> [Required action]: Could you copy the records below exactly, leaving out any pictures?
[Stored data — start]
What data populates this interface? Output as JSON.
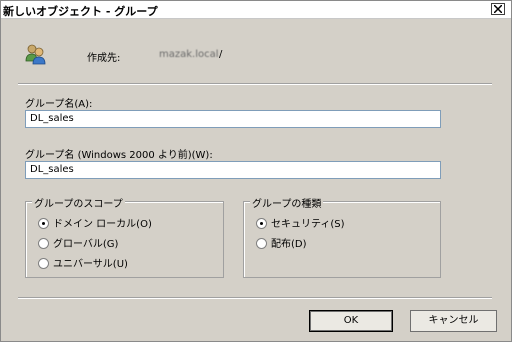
{
  "window": {
    "title": "新しいオブジェクト - グループ",
    "close_label": "×"
  },
  "icons": {
    "group": "group-users-icon",
    "close": "close-icon"
  },
  "header": {
    "created_in_label": "作成先:",
    "created_in_value": "mazak.local",
    "created_in_suffix": "/"
  },
  "fields": {
    "group_name_label": "グループ名(A):",
    "group_name_value": "DL_sales",
    "group_name_pre2000_label": "グループ名 (Windows 2000 より前)(W):",
    "group_name_pre2000_value": "DL_sales"
  },
  "scope": {
    "title": "グループのスコープ",
    "options": [
      {
        "label": "ドメイン ローカル(O)",
        "checked": true
      },
      {
        "label": "グローバル(G)",
        "checked": false
      },
      {
        "label": "ユニバーサル(U)",
        "checked": false
      }
    ]
  },
  "type": {
    "title": "グループの種類",
    "options": [
      {
        "label": "セキュリティ(S)",
        "checked": true
      },
      {
        "label": "配布(D)",
        "checked": false
      }
    ]
  },
  "buttons": {
    "ok": "OK",
    "cancel": "キャンセル"
  }
}
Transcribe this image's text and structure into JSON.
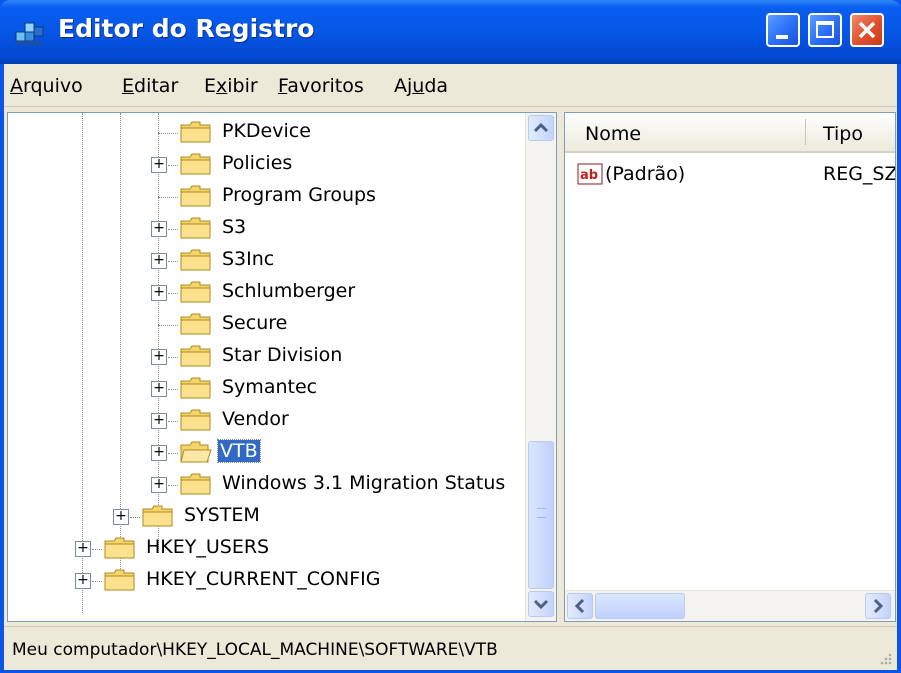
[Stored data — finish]
> [Written response]:
What data populates this interface? Output as JSON.
{
  "window": {
    "title": "新しいオブジェクト - グループ",
    "close_label": "×"
  },
  "icons": {
    "group": "group-users-icon",
    "close": "close-icon"
  },
  "header": {
    "created_in_label": "作成先:",
    "created_in_value": "mazak.local",
    "created_in_suffix": "/"
  },
  "fields": {
    "group_name_label": "グループ名(A):",
    "group_name_value": "DL_sales",
    "group_name_pre2000_label": "グループ名 (Windows 2000 より前)(W):",
    "group_name_pre2000_value": "DL_sales"
  },
  "scope": {
    "title": "グループのスコープ",
    "options": [
      {
        "label": "ドメイン ローカル(O)",
        "checked": true
      },
      {
        "label": "グローバル(G)",
        "checked": false
      },
      {
        "label": "ユニバーサル(U)",
        "checked": false
      }
    ]
  },
  "type": {
    "title": "グループの種類",
    "options": [
      {
        "label": "セキュリティ(S)",
        "checked": true
      },
      {
        "label": "配布(D)",
        "checked": false
      }
    ]
  },
  "buttons": {
    "ok": "OK",
    "cancel": "キャンセル"
  }
}
Transcribe this image's text and structure into JSON.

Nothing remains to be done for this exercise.